Material to process START
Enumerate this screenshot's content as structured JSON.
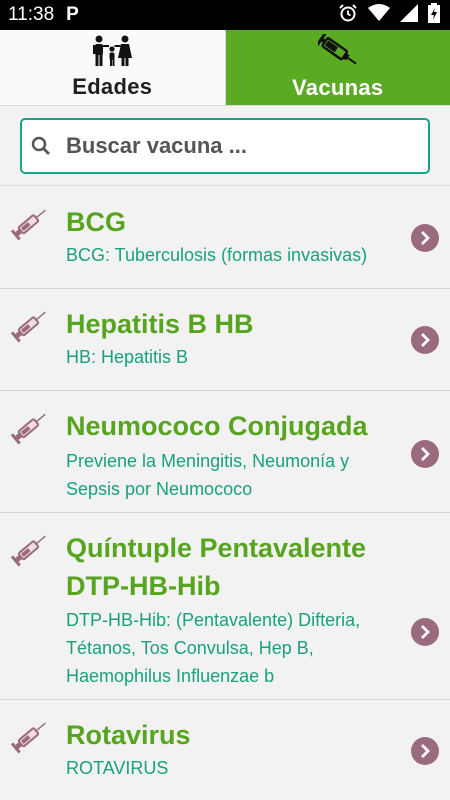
{
  "status_bar": {
    "time": "11:38",
    "app_badge": "P",
    "icons": [
      "alarm-icon",
      "wifi-icon",
      "signal-icon",
      "battery-icon"
    ]
  },
  "tabs": [
    {
      "label": "Edades",
      "icon": "family-icon",
      "selected": false
    },
    {
      "label": "Vacunas",
      "icon": "syringe-icon",
      "selected": true
    }
  ],
  "search": {
    "placeholder": "Buscar vacuna ...",
    "value": ""
  },
  "colors": {
    "accent_green": "#5aaa23",
    "title_green": "#57a51e",
    "subtitle_teal": "#19a17e",
    "chevron": "#9a6b7e",
    "search_border": "#1ba187"
  },
  "vaccines": [
    {
      "title": "BCG",
      "subtitle": "BCG: Tuberculosis (formas invasivas)"
    },
    {
      "title": "Hepatitis B HB",
      "subtitle": "HB: Hepatitis B"
    },
    {
      "title": "Neumococo Conjugada",
      "subtitle_lines": [
        "Previene la Meningitis, Neumonía y",
        "Sepsis por Neumococo"
      ]
    },
    {
      "title_lines": [
        "Quíntuple Pentavalente",
        "DTP-HB-Hib"
      ],
      "subtitle_lines": [
        "DTP-HB-Hib: (Pentavalente) Difteria,",
        "Tétanos, Tos Convulsa, Hep B,",
        "Haemophilus Influenzae b"
      ]
    },
    {
      "title": "Rotavirus",
      "subtitle": "ROTAVIRUS"
    }
  ]
}
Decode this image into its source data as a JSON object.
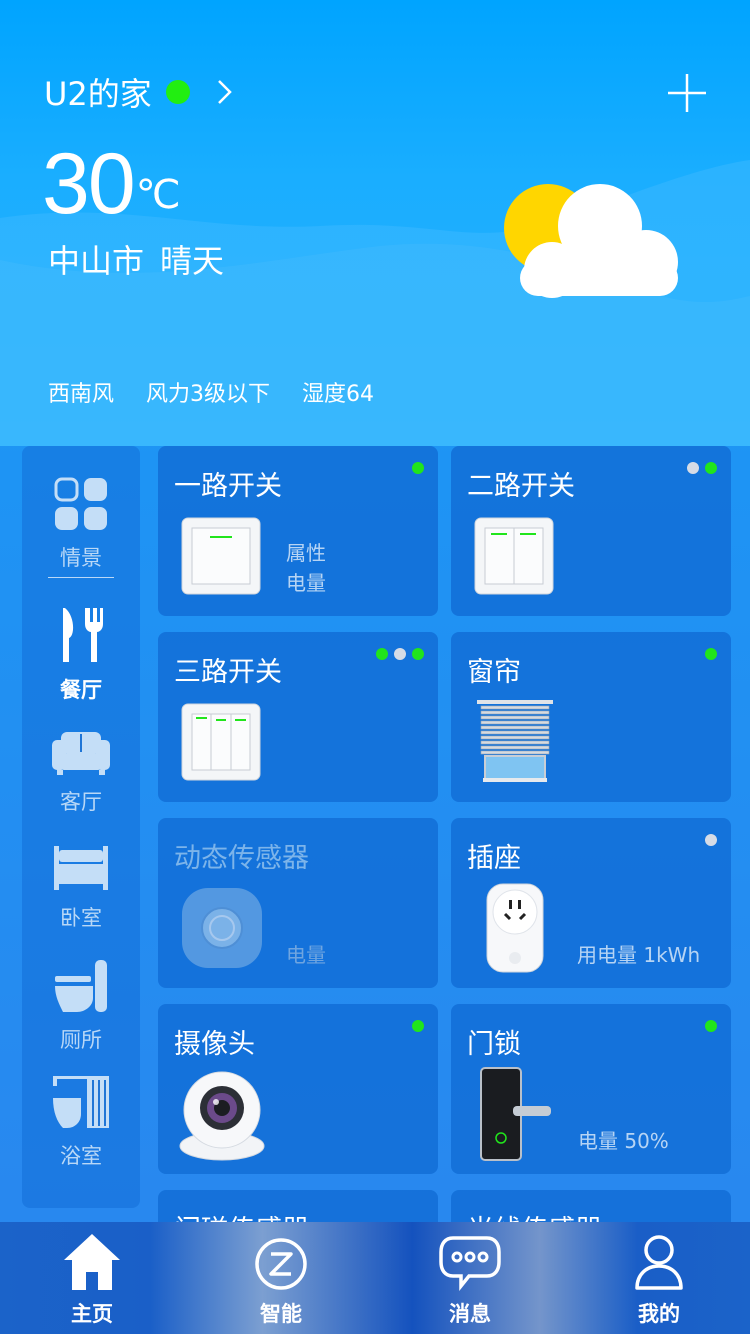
{
  "header": {
    "home_name": "U2的家",
    "online_color": "#22ee11",
    "temperature": "30",
    "temp_unit": "℃",
    "city": "中山市",
    "weather": "晴天",
    "wind_direction": "西南风",
    "wind_level": "风力3级以下",
    "humidity": "湿度64",
    "add_icon": "plus-icon",
    "weather_icon": "partly-sunny-icon"
  },
  "sidebar": {
    "items": [
      {
        "label": "情景",
        "icon": "scene-grid-icon"
      },
      {
        "label": "餐厅",
        "icon": "dining-icon"
      },
      {
        "label": "客厅",
        "icon": "sofa-icon"
      },
      {
        "label": "卧室",
        "icon": "bed-icon"
      },
      {
        "label": "厕所",
        "icon": "toilet-icon"
      },
      {
        "label": "浴室",
        "icon": "bathtub-icon"
      }
    ],
    "active": "餐厅"
  },
  "devices": [
    {
      "title": "一路开关",
      "info1": "属性",
      "info2": "电量",
      "status": [
        "online"
      ]
    },
    {
      "title": "二路开关",
      "status": [
        "off",
        "online"
      ]
    },
    {
      "title": "三路开关",
      "status": [
        "online",
        "off",
        "online"
      ]
    },
    {
      "title": "窗帘",
      "status": [
        "online"
      ]
    },
    {
      "title": "动态传感器",
      "info1": "电量",
      "status": []
    },
    {
      "title": "插座",
      "info1": "用电量  1kWh",
      "status": [
        "off"
      ]
    },
    {
      "title": "摄像头",
      "status": [
        "online"
      ]
    },
    {
      "title": "门锁",
      "info1": "电量  50%",
      "status": [
        "online"
      ]
    },
    {
      "title": "门磁传感器"
    },
    {
      "title": "光线传感器"
    }
  ],
  "bottom_nav": [
    {
      "label": "主页",
      "icon": "home-icon"
    },
    {
      "label": "智能",
      "icon": "smart-icon"
    },
    {
      "label": "消息",
      "icon": "message-icon"
    },
    {
      "label": "我的",
      "icon": "user-icon"
    }
  ],
  "colors": {
    "status_online": "#21e51c",
    "status_off": "#d6dce6",
    "header_blue": "#00a4ff",
    "card_blue": "#116cd6"
  }
}
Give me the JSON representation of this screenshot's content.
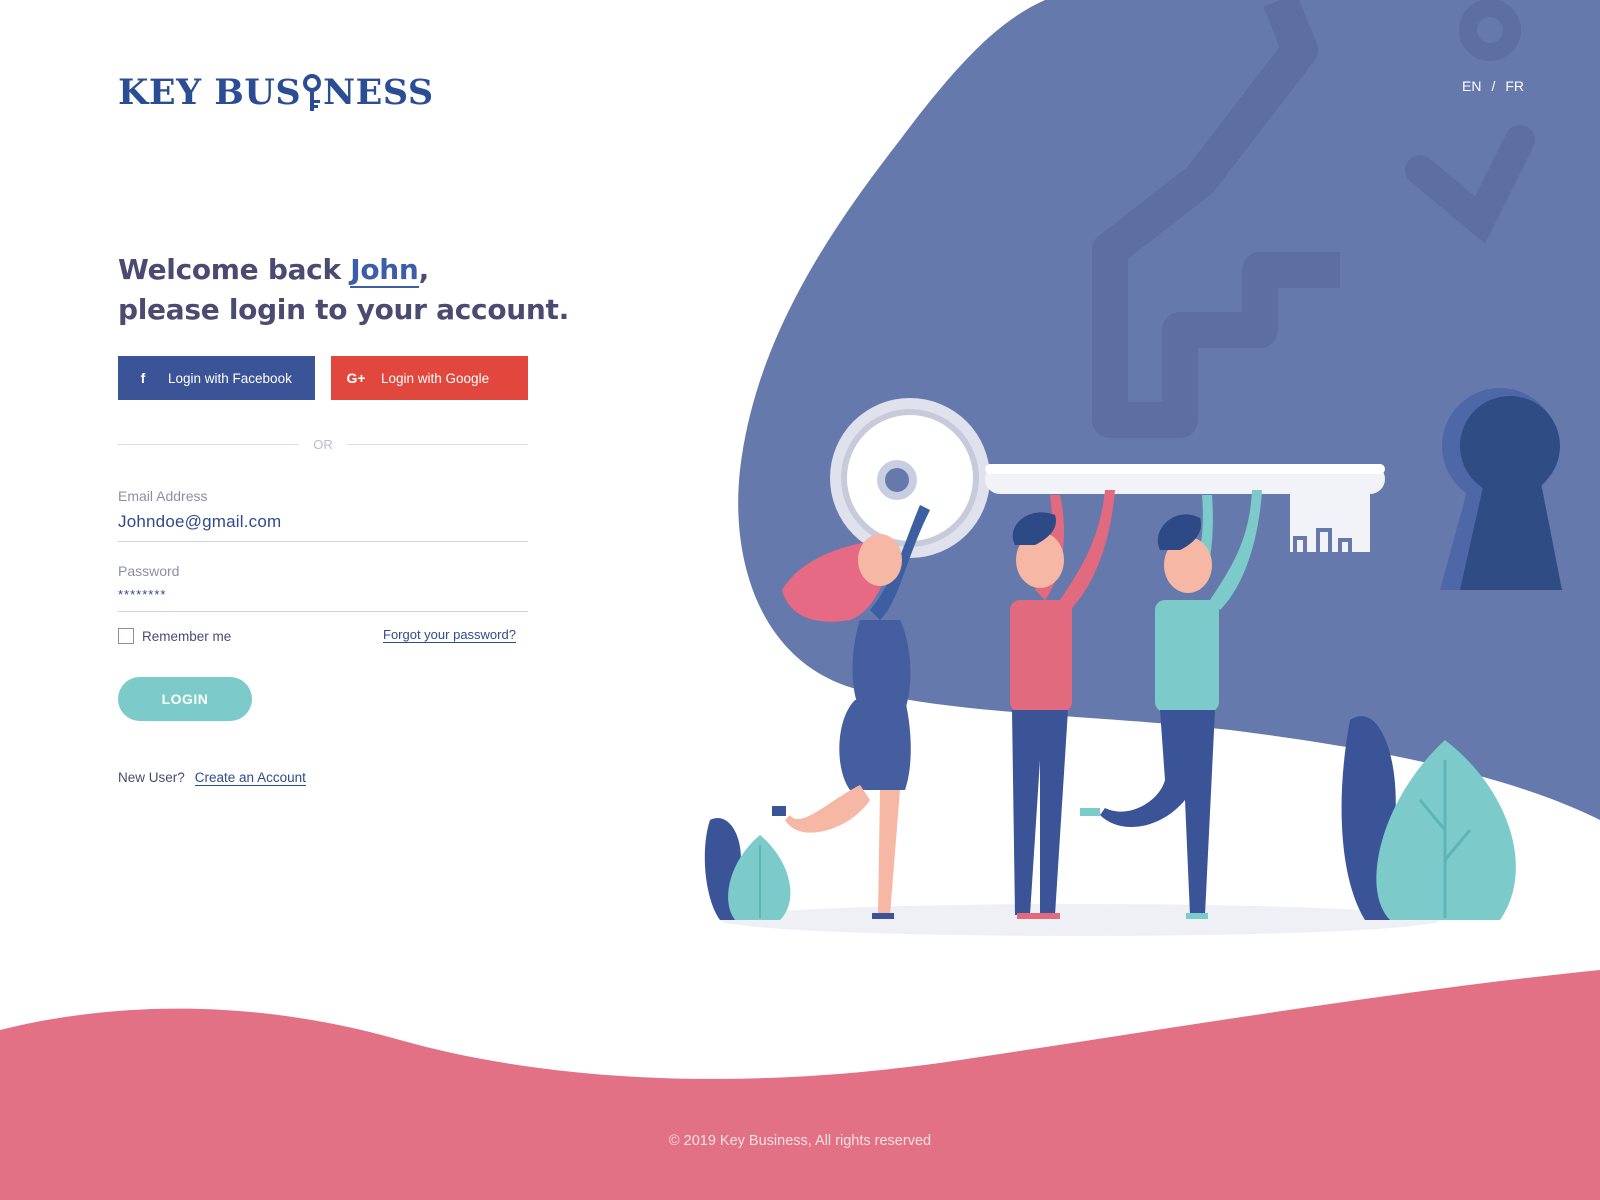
{
  "brand": {
    "name_part1": "KEY BUS",
    "name_part2": "NESS",
    "logo_color": "#2b4d94"
  },
  "language": {
    "options": [
      "EN",
      "FR"
    ],
    "separator": "/"
  },
  "heading": {
    "line1_prefix": "Welcome back ",
    "user_name": "John",
    "line1_suffix": ",",
    "line2": "please login to your account."
  },
  "social": {
    "facebook_label": "Login with Facebook",
    "facebook_icon": "facebook-icon",
    "google_label": "Login with Google",
    "google_icon": "google-plus-icon"
  },
  "divider": {
    "label": "OR"
  },
  "form": {
    "email_label": "Email Address",
    "email_value": "Johndoe@gmail.com",
    "password_label": "Password",
    "password_value": "********",
    "remember_label": "Remember me",
    "remember_checked": false,
    "forgot_label": "Forgot your password?",
    "login_label": "LOGIN"
  },
  "signup": {
    "prompt": "New User?",
    "link": "Create an Account"
  },
  "footer": {
    "copyright": "© 2019 Key Business, All rights reserved"
  },
  "colors": {
    "blob_blue": "#6679ad",
    "pink_wave": "#e37186",
    "facebook": "#3a5497",
    "google": "#e2473d",
    "login_button": "#7ccbca",
    "accent": "#2f4a8e"
  }
}
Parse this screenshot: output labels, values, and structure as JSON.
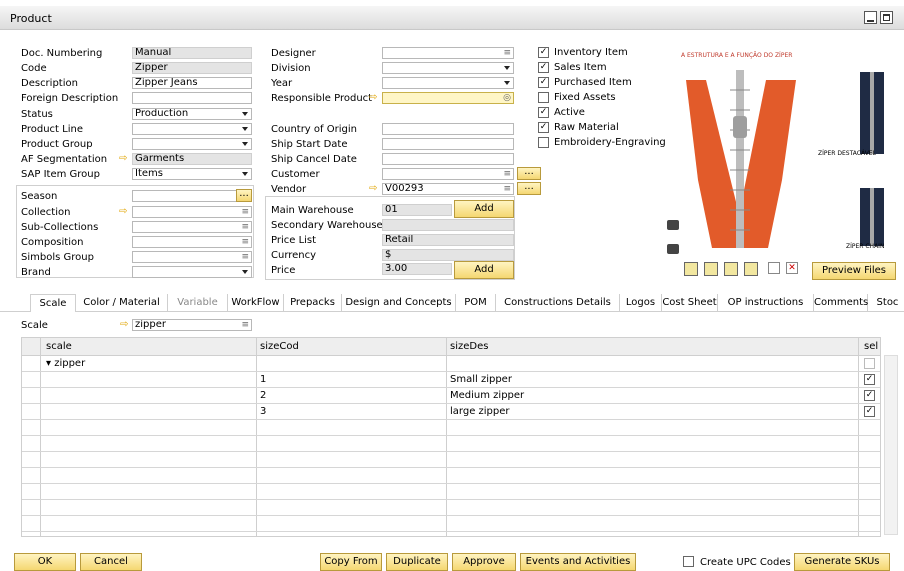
{
  "window": {
    "title": "Product"
  },
  "left_fields": [
    {
      "label": "Doc. Numbering",
      "value": "Manual",
      "kind": "ro"
    },
    {
      "label": "Code",
      "value": "Zipper",
      "kind": "ro"
    },
    {
      "label": "Description",
      "value": "Zipper Jeans",
      "kind": "txt"
    },
    {
      "label": "Foreign Description",
      "value": "",
      "kind": "txt"
    },
    {
      "label": "Status",
      "value": "Production",
      "kind": "dd"
    },
    {
      "label": "Product Line",
      "value": "",
      "kind": "dd"
    },
    {
      "label": "Product Group",
      "value": "",
      "kind": "dd"
    },
    {
      "label": "AF Segmentation",
      "value": "Garments",
      "kind": "ro"
    },
    {
      "label": "SAP Item Group",
      "value": "Items",
      "kind": "dd"
    }
  ],
  "season_fields": [
    {
      "label": "Season",
      "value": "",
      "kind": "dd"
    },
    {
      "label": "Collection",
      "value": "",
      "kind": "ln"
    },
    {
      "label": "Sub-Collections",
      "value": "",
      "kind": "ln"
    },
    {
      "label": "Composition",
      "value": "",
      "kind": "ln"
    },
    {
      "label": "Simbols Group",
      "value": "",
      "kind": "ln"
    },
    {
      "label": "Brand",
      "value": "",
      "kind": "dd"
    }
  ],
  "mid_fields": [
    {
      "label": "Designer",
      "value": "",
      "kind": "ln"
    },
    {
      "label": "Division",
      "value": "",
      "kind": "dd"
    },
    {
      "label": "Year",
      "value": "",
      "kind": "dd"
    },
    {
      "label": "Responsible Product",
      "value": "",
      "kind": "yel"
    },
    {
      "label": "Country of Origin",
      "value": "",
      "kind": "txt"
    },
    {
      "label": "Ship Start Date",
      "value": "",
      "kind": "txt"
    },
    {
      "label": "Ship Cancel Date",
      "value": "",
      "kind": "txt"
    },
    {
      "label": "Customer",
      "value": "",
      "kind": "ln"
    },
    {
      "label": "Vendor",
      "value": "V00293",
      "kind": "ln"
    }
  ],
  "warehouse": {
    "main_label": "Main Warehouse",
    "main_value": "01",
    "secondary_label": "Secondary Warehouses",
    "add": "Add"
  },
  "price": {
    "list_label": "Price List",
    "list_value": "Retail",
    "currency_label": "Currency",
    "currency_value": "$",
    "price_label": "Price",
    "price_value": "3.00",
    "add": "Add"
  },
  "checks": [
    {
      "label": "Inventory Item",
      "checked": true
    },
    {
      "label": "Sales Item",
      "checked": true
    },
    {
      "label": "Purchased Item",
      "checked": true
    },
    {
      "label": "Fixed Assets",
      "checked": false
    },
    {
      "label": "Active",
      "checked": true
    },
    {
      "label": "Raw Material",
      "checked": true
    },
    {
      "label": "Embroidery-Engraving",
      "checked": false
    }
  ],
  "image_panel": {
    "caption_top": "A ESTRUTURA E A FUNÇÃO DO ZÍPER",
    "label_right1": "ZÍPER DESTACÁVEL",
    "label_right2": "ZÍPER CHAIN",
    "preview": "Preview Files"
  },
  "tabs": [
    "Scale",
    "Color / Material",
    "Variable",
    "WorkFlow",
    "Prepacks",
    "Design and Concepts",
    "POM",
    "Constructions Details",
    "Logos",
    "Cost Sheet",
    "OP instructions",
    "Comments",
    "Stoc"
  ],
  "scale_field": {
    "label": "Scale",
    "value": "zipper"
  },
  "grid": {
    "headers": [
      "scale",
      "sizeCod",
      "sizeDes",
      "sel"
    ],
    "group": "zipper",
    "rows": [
      {
        "code": "1",
        "desc": "Small zipper",
        "sel": true
      },
      {
        "code": "2",
        "desc": "Medium zipper",
        "sel": true
      },
      {
        "code": "3",
        "desc": "large zipper",
        "sel": true
      }
    ]
  },
  "footer": {
    "ok": "OK",
    "cancel": "Cancel",
    "copy_from": "Copy From",
    "duplicate": "Duplicate",
    "approve": "Approve",
    "events": "Events and Activities",
    "create_upc": "Create UPC Codes",
    "generate": "Generate SKUs"
  }
}
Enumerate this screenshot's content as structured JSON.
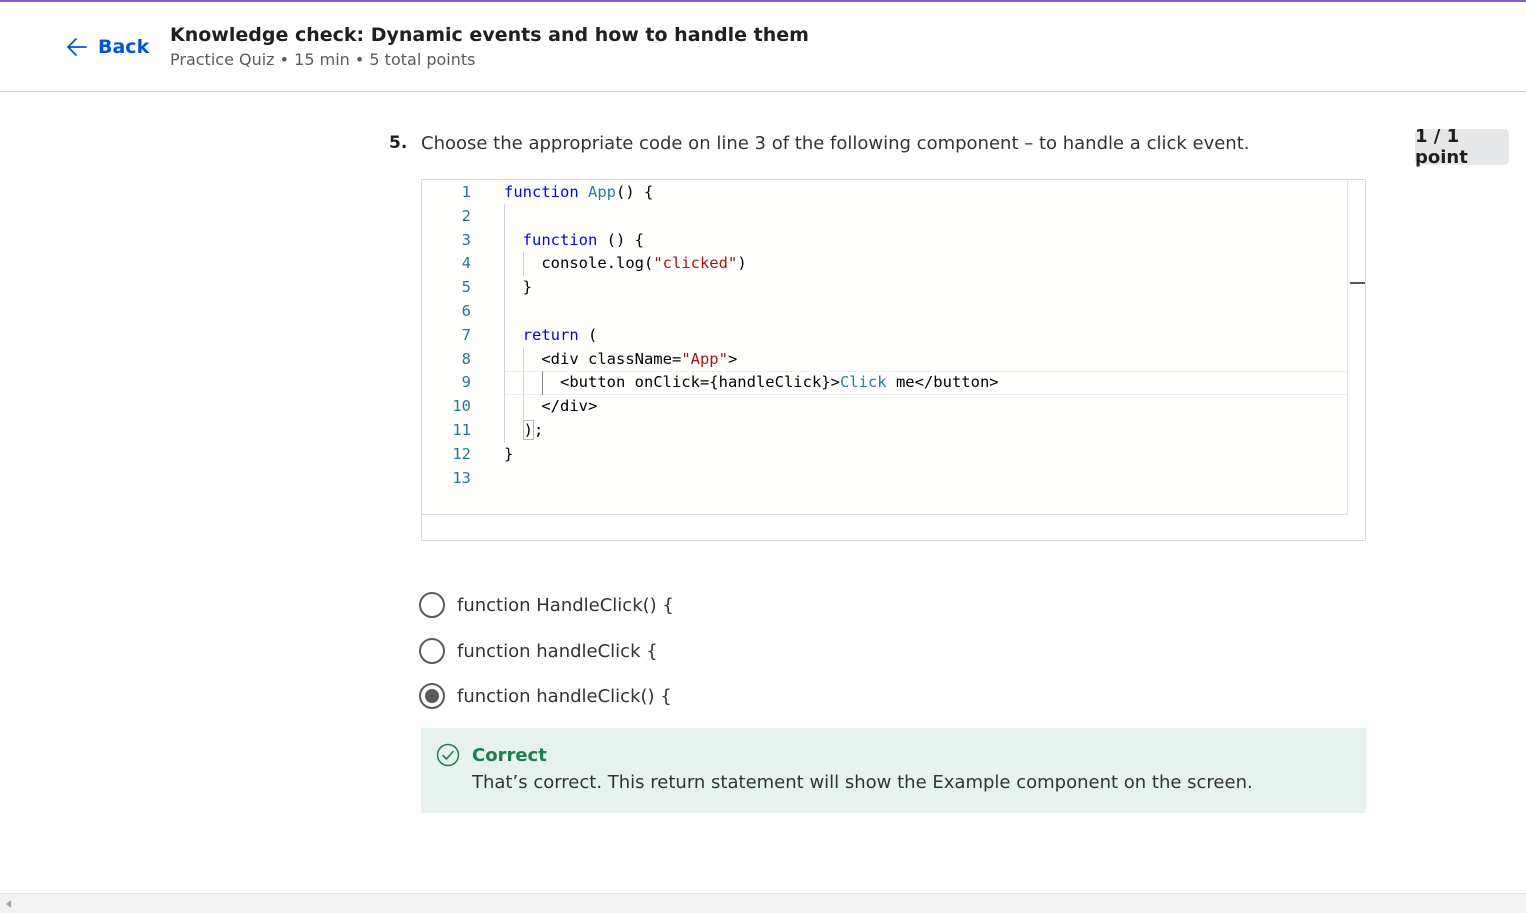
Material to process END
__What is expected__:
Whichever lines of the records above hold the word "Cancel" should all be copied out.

__Solution to this problem__:
      "label": "Ship Cancel Date",
    "cancel": "Cancel",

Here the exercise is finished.